Buying bread for breakfast at the…
Irina in the Alley of Heroes, or R…
Irina in the Alley of Heroes, or …
Manas on his faithful horse Akkula…
Manas on his faithful horse Akkul…
The Presidential White House, scen…
The Presidential White House, sce…
The National Historical Museum, sh…
The National Historical Museum, s…
Lenin, demoted to the back of the …
Lenin, demoted to the back of the…
The pleasant and pastoral Dubovny …
The pleasant and pastoral Dubovny…
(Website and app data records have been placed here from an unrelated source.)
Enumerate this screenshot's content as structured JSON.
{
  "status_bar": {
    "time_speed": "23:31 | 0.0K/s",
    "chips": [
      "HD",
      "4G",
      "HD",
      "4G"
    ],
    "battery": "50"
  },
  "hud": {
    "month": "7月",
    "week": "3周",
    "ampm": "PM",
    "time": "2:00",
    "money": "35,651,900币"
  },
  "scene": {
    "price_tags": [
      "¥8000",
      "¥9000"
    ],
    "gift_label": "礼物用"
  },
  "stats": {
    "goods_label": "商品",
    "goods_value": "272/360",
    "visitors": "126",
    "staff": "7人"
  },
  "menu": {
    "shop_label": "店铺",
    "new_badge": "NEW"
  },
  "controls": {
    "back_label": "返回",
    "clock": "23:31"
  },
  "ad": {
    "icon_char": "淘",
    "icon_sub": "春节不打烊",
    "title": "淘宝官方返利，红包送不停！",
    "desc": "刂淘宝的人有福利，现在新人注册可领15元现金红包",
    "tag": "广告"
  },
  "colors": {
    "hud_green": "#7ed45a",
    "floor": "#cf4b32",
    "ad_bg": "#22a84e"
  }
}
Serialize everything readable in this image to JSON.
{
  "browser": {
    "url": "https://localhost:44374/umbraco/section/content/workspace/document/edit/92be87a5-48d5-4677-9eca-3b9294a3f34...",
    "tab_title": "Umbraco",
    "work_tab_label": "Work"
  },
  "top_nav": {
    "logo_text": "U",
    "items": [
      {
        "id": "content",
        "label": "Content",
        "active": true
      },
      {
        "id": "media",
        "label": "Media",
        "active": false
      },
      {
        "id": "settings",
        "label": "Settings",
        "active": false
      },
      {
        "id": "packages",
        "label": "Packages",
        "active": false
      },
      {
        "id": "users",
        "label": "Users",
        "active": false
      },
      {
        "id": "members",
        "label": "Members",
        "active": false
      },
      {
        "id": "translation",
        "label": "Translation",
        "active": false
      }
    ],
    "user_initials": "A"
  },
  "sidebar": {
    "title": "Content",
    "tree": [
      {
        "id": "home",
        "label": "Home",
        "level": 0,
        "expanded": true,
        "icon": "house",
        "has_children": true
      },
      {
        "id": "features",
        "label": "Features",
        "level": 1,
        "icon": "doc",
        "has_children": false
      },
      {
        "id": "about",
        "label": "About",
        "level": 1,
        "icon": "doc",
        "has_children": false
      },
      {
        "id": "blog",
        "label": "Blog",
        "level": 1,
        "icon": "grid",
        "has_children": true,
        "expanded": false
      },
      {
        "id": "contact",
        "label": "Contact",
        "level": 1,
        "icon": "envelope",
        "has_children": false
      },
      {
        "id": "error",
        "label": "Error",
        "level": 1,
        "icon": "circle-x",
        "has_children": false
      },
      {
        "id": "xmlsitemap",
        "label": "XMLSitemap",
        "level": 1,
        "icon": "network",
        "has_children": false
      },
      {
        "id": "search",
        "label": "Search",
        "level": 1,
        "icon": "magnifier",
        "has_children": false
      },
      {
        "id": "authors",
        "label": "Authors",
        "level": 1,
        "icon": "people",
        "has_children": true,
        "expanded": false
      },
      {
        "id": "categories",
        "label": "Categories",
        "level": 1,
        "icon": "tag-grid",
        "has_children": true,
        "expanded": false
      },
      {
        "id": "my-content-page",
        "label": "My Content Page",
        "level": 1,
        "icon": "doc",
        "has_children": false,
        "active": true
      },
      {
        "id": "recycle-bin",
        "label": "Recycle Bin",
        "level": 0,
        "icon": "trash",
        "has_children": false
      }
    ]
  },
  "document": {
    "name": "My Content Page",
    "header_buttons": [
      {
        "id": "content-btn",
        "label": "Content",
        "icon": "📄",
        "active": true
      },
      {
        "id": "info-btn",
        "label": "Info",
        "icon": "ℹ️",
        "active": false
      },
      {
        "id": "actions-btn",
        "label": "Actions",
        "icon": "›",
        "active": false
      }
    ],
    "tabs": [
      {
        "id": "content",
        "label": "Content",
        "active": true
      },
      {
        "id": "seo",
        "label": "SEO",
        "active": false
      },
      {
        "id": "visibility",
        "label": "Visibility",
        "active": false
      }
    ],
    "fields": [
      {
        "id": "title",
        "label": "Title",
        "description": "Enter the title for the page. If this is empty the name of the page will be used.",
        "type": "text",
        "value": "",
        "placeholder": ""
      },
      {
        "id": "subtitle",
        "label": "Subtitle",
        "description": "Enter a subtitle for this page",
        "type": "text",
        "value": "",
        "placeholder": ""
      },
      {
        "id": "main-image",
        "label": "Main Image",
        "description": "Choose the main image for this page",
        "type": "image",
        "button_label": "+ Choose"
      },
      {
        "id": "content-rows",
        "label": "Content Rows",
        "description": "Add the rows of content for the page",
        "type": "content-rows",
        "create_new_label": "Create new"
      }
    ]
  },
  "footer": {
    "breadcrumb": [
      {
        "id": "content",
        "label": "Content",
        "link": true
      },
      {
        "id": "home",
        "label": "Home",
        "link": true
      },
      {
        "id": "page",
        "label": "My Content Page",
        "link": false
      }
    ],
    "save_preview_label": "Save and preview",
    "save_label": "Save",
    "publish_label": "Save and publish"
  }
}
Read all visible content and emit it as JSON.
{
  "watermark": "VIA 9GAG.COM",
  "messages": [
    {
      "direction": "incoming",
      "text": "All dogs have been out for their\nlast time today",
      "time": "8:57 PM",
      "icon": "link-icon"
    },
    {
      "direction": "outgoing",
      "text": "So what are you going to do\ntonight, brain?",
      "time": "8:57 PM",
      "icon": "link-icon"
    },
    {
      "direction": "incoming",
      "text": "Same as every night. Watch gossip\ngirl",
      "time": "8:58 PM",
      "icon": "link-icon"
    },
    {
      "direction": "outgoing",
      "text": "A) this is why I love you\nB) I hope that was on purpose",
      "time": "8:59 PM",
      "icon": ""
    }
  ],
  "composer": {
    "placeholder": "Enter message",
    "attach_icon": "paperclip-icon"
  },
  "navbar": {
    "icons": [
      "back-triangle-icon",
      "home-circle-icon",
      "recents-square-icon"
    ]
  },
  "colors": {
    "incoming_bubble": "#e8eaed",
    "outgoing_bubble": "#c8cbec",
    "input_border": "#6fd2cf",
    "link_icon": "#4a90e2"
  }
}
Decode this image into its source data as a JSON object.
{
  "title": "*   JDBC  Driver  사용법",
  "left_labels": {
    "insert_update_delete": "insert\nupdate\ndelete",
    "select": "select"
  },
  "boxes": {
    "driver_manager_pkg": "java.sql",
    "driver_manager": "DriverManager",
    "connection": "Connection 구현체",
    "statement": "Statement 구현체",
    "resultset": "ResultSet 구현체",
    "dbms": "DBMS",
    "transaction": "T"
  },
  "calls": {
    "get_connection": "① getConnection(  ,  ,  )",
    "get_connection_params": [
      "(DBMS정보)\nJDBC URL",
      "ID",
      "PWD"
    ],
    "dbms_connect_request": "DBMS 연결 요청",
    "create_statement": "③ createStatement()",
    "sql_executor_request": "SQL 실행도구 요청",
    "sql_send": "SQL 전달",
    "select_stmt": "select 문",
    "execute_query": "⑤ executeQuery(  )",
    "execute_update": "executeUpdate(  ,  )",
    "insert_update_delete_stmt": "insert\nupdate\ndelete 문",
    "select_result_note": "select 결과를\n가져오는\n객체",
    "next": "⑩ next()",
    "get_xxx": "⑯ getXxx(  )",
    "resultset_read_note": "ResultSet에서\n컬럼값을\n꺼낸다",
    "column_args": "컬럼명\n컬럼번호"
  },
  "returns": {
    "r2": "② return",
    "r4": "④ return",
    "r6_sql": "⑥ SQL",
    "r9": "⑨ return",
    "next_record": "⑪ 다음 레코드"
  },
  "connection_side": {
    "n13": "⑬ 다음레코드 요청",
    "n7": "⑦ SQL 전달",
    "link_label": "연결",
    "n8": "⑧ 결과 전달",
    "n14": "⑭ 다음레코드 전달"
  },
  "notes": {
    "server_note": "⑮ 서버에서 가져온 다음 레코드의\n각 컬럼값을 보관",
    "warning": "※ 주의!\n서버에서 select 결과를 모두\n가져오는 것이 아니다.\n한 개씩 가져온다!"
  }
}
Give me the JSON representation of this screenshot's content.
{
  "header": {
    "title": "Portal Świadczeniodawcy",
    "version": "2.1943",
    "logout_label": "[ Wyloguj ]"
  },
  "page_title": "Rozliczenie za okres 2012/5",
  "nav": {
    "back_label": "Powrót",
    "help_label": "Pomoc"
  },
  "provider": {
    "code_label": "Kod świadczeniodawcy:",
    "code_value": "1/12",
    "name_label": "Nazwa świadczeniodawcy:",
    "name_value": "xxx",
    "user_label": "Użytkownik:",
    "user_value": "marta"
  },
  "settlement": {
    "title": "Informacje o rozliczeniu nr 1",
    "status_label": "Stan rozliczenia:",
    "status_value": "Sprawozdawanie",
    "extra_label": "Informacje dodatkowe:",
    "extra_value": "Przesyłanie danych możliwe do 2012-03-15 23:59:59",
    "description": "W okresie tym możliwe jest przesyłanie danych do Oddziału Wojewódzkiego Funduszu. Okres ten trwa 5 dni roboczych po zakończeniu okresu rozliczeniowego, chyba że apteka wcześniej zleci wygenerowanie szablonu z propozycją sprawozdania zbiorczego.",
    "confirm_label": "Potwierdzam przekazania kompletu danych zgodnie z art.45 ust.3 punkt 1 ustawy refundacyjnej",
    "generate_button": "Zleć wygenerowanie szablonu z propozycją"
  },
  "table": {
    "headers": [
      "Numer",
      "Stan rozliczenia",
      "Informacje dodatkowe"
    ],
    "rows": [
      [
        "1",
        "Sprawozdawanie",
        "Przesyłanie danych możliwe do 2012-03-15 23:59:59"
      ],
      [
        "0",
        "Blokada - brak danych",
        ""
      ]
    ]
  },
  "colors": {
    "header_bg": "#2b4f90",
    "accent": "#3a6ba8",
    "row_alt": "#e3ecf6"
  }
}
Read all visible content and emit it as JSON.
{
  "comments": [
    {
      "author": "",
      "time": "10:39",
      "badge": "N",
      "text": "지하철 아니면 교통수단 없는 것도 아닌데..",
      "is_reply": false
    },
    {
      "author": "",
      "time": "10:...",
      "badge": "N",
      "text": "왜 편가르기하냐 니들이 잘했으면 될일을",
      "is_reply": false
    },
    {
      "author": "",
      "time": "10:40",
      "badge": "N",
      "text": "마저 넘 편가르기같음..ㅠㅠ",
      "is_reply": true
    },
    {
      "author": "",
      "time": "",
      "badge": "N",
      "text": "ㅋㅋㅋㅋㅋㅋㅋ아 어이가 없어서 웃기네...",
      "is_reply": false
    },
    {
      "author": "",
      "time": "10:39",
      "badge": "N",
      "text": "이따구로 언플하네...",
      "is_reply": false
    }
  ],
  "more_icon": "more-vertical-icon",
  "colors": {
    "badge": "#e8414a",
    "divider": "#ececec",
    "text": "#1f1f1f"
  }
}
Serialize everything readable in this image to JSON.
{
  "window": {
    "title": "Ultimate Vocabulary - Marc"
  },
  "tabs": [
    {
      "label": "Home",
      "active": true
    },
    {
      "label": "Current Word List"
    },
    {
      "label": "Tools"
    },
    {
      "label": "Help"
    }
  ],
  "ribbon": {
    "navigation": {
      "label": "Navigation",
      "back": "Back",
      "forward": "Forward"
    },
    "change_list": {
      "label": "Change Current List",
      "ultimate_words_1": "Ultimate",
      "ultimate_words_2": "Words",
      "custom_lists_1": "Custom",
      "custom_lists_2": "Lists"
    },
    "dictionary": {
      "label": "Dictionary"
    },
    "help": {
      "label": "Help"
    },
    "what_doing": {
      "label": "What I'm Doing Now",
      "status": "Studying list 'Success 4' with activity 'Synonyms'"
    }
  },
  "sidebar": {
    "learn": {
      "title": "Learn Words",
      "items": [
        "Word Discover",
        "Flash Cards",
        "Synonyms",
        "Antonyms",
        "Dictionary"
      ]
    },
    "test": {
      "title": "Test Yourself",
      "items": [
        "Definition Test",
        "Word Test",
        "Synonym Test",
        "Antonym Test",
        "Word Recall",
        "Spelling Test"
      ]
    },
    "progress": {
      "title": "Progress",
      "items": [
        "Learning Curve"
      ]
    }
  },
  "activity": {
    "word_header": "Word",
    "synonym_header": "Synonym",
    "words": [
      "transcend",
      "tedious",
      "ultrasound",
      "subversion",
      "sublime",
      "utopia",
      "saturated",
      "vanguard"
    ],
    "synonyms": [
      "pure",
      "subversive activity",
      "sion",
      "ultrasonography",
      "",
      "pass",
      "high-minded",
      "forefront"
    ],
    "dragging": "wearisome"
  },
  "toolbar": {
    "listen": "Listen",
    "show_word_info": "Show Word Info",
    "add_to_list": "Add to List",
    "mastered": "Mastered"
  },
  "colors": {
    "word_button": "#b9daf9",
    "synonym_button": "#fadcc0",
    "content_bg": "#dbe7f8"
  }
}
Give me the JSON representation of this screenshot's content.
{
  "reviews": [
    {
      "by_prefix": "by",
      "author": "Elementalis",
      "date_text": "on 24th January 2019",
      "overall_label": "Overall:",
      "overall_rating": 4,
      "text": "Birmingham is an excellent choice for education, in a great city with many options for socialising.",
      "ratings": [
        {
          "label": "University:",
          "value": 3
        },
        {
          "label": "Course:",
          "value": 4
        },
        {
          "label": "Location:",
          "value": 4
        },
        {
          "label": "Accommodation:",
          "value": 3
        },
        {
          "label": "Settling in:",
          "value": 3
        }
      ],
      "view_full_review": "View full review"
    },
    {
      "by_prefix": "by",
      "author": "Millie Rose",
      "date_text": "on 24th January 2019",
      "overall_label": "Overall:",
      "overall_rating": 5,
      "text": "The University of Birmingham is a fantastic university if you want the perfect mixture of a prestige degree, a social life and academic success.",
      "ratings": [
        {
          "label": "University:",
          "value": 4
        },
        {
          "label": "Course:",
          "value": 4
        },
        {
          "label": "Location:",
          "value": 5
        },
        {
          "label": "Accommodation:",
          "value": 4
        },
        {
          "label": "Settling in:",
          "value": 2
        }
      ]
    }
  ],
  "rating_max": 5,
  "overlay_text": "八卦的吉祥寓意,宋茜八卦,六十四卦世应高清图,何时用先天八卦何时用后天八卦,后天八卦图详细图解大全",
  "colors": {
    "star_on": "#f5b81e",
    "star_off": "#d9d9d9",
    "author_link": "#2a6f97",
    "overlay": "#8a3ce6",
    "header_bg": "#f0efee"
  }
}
The Warrior Queen, Kurmanjan Datka
The Warrior Queen, Kurmanjan Datka
The Big Ben of Bishkek and Kyrgy…
The 'Big Ben of Bishkek' and Kyrg…
The Philharmonic Hall
The Philharmonic Hall
More water features outside a gove…
More water features outside a gov…
The American University of Central…
The American University of Centra…
Marx, Engels and me in Dubovy Park
Marx, Engels and me in Dubovy Park
Bishkek Restaurants, Cafes & Food review
This is a very well-situated cafe on Chuy Prospekt which happens to be run by the Honorary British Consul, Michael Atsopathis. There are tables on t… read entire review
Bishkek
photo by: londonstudent